EXERCISE DESCRIPTION: Given the listing that follows, report all lines in which the string "커뮤니티" occurs.

=== DATA FOR THIS TASK ===

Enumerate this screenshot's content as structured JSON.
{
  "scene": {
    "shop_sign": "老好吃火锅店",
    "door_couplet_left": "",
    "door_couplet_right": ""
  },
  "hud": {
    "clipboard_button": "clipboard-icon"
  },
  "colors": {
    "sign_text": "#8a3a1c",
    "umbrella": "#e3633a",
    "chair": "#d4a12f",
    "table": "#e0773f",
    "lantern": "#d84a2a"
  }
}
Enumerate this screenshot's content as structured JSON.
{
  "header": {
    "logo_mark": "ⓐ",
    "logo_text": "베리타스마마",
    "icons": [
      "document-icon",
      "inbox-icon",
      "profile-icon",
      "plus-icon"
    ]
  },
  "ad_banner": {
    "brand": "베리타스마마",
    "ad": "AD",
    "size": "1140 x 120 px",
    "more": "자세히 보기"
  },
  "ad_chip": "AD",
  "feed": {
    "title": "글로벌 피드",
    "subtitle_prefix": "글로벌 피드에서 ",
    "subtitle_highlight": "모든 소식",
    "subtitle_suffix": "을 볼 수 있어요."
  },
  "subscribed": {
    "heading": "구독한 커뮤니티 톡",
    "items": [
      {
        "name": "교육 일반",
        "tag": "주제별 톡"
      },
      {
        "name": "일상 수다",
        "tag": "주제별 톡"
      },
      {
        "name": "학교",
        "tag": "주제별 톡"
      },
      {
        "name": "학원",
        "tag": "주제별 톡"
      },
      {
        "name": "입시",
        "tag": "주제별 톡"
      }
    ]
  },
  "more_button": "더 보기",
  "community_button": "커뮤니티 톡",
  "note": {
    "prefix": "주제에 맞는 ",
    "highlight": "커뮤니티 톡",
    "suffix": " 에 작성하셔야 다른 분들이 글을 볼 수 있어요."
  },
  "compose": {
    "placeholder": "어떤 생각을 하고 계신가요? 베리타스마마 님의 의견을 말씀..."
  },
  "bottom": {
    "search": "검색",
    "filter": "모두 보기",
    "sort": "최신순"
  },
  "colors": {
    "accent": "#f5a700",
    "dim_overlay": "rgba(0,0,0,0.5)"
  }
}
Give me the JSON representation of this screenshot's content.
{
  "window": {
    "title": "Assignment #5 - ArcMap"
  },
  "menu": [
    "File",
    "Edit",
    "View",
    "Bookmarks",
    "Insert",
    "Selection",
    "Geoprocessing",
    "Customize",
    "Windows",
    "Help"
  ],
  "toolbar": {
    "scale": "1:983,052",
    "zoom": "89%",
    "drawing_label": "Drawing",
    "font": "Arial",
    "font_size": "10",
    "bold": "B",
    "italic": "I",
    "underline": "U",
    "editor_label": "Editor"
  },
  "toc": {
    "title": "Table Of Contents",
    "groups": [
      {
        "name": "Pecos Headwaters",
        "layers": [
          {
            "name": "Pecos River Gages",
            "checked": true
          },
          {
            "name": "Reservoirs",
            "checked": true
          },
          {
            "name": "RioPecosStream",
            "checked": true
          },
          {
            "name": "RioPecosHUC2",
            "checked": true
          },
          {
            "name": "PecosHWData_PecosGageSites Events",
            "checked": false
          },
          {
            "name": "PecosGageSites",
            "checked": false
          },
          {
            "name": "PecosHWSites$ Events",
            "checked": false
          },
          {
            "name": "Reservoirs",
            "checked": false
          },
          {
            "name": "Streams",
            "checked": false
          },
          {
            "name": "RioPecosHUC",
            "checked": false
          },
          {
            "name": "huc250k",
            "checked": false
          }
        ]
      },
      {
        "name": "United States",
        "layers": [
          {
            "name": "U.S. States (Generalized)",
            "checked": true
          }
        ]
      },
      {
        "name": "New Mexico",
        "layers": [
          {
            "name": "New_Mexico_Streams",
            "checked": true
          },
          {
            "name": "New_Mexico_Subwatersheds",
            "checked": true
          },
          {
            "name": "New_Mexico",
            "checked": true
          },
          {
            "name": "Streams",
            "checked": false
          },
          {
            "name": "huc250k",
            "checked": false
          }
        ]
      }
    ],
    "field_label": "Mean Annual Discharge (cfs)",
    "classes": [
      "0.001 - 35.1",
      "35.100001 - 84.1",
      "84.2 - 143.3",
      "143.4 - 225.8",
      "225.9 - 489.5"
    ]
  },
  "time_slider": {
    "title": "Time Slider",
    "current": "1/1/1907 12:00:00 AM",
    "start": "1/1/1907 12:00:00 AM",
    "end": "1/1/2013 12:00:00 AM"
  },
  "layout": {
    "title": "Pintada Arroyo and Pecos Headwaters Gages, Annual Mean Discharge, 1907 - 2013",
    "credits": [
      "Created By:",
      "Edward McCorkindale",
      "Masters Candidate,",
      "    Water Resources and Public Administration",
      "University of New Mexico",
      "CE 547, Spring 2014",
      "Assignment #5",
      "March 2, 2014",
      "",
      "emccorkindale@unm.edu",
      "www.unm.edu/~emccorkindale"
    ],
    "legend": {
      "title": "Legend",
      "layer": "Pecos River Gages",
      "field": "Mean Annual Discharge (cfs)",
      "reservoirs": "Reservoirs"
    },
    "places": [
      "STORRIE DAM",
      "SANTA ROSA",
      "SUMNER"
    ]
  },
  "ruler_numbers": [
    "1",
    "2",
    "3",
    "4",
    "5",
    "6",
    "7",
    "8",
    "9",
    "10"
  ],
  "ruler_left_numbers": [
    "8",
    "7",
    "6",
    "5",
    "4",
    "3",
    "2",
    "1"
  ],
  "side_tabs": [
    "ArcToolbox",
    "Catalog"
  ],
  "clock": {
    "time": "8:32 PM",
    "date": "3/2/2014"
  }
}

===

EXERCISE OUTPUT:
    "heading": "구독한 커뮤니티 톡",
  "community_button": "커뮤니티 톡",
    "highlight": "커뮤니티 톡",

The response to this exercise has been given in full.